▶ Exercise description
Reproduce the whole listing below without its pictures, exactly as written.

▶ Provided entries
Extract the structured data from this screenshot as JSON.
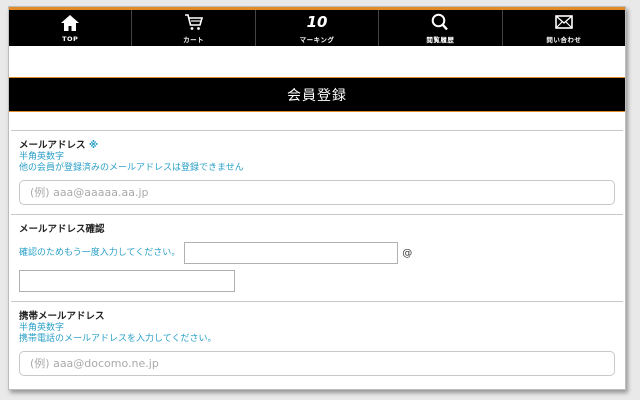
{
  "nav": {
    "items": [
      {
        "label": "TOP",
        "icon": "home-icon"
      },
      {
        "label": "カート",
        "icon": "cart-icon"
      },
      {
        "label": "マーキング",
        "icon": "number-10-icon",
        "icon_text": "10"
      },
      {
        "label": "閲覧履歴",
        "icon": "search-icon"
      },
      {
        "label": "問い合わせ",
        "icon": "mail-icon"
      }
    ]
  },
  "page": {
    "title": "会員登録"
  },
  "form": {
    "email": {
      "label": "メールアドレス",
      "required_mark": "※",
      "note1": "半角英数字",
      "note2": "他の会員が登録済みのメールアドレスは登録できません",
      "placeholder": "(例) aaa@aaaaa.aa.jp"
    },
    "email_confirm": {
      "label": "メールアドレス確認",
      "note": "確認のためもう一度入力してください。",
      "at_sign": "@"
    },
    "mobile_email": {
      "label": "携帯メールアドレス",
      "note1": "半角英数字",
      "note2": "携帯電話のメールアドレスを入力してください。",
      "placeholder": "(例) aaa@docomo.ne.jp"
    }
  },
  "colors": {
    "accent": "#e08a28",
    "note_text": "#2aa0c8",
    "nav_bg": "#000000"
  }
}
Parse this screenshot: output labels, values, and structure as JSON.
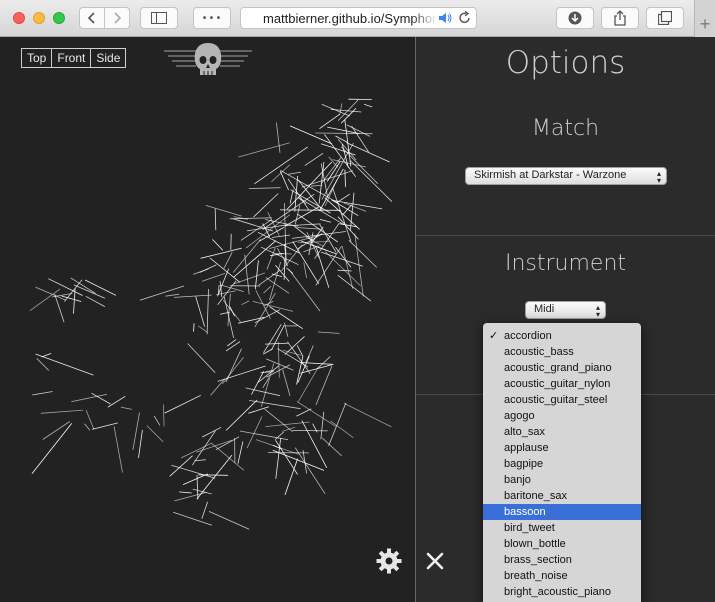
{
  "browser": {
    "url": "mattbierner.github.io/Symphony",
    "menu_glyph": "•••"
  },
  "viz": {
    "view_buttons": [
      "Top",
      "Front",
      "Side"
    ]
  },
  "options": {
    "title": "Options",
    "match": {
      "heading": "Match",
      "selected": "Skirmish at Darkstar - Warzone"
    },
    "instrument": {
      "heading": "Instrument",
      "selected": "Midi"
    }
  },
  "dropdown": {
    "items": [
      "accordion",
      "acoustic_bass",
      "acoustic_grand_piano",
      "acoustic_guitar_nylon",
      "acoustic_guitar_steel",
      "agogo",
      "alto_sax",
      "applause",
      "bagpipe",
      "banjo",
      "baritone_sax",
      "bassoon",
      "bird_tweet",
      "blown_bottle",
      "brass_section",
      "breath_noise",
      "bright_acoustic_piano"
    ],
    "checked": "accordion",
    "highlighted": "bassoon",
    "check_glyph": "✓"
  },
  "colors": {
    "background": "#222222",
    "panel": "#2b2b2b",
    "highlight": "#3b6fd8",
    "lines": "#ffffff"
  }
}
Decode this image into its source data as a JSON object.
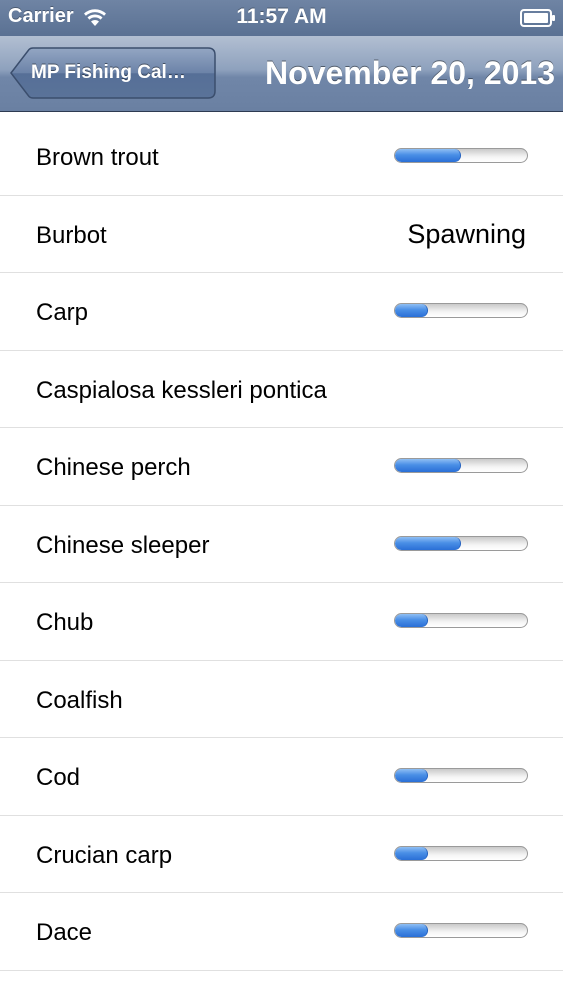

▶ Exercise output
Extract the structured data from this screenshot as JSON.
{
  "nav": {
    "items": [
      {
        "label": "TOP",
        "icon": "home-icon"
      },
      {
        "label": "カート",
        "icon": "cart-icon"
      },
      {
        "label": "マーキング",
        "icon": "number-10-icon",
        "icon_text": "10"
      },
      {
        "label": "閲覧履歴",
        "icon": "search-icon"
      },
      {
        "label": "問い合わせ",
        "icon": "mail-icon"
      }
    ]
  },
  "page": {
    "title": "会員登録"
  },
  "form": {
    "email": {
      "label": "メールアドレス",
      "required_mark": "※",
      "note1": "半角英数字",
      "note2": "他の会員が登録済みのメールアドレスは登録できません",
      "placeholder": "(例) aaa@aaaaa.aa.jp"
    },
    "email_confirm": {
      "label": "メールアドレス確認",
      "note": "確認のためもう一度入力してください。",
      "at_sign": "@"
    },
    "mobile_email": {
      "label": "携帯メールアドレス",
      "note1": "半角英数字",
      "note2": "携帯電話のメールアドレスを入力してください。",
      "placeholder": "(例) aaa@docomo.ne.jp"
    }
  },
  "colors": {
    "accent": "#e08a28",
    "note_text": "#2aa0c8",
    "nav_bg": "#000000"
  }
}
Parse this screenshot: output labels, values, and structure as JSON.
{
  "browser": {
    "url": "mattbierner.github.io/Symphony",
    "menu_glyph": "•••"
  },
  "viz": {
    "view_buttons": [
      "Top",
      "Front",
      "Side"
    ]
  },
  "options": {
    "title": "Options",
    "match": {
      "heading": "Match",
      "selected": "Skirmish at Darkstar - Warzone"
    },
    "instrument": {
      "heading": "Instrument",
      "selected": "Midi"
    }
  },
  "dropdown": {
    "items": [
      "accordion",
      "acoustic_bass",
      "acoustic_grand_piano",
      "acoustic_guitar_nylon",
      "acoustic_guitar_steel",
      "agogo",
      "alto_sax",
      "applause",
      "bagpipe",
      "banjo",
      "baritone_sax",
      "bassoon",
      "bird_tweet",
      "blown_bottle",
      "brass_section",
      "breath_noise",
      "bright_acoustic_piano"
    ],
    "checked": "accordion",
    "highlighted": "bassoon",
    "check_glyph": "✓"
  },
  "colors": {
    "background": "#222222",
    "panel": "#2b2b2b",
    "highlight": "#3b6fd8",
    "lines": "#ffffff"
  }
}
Decode this image into its source data as a JSON object.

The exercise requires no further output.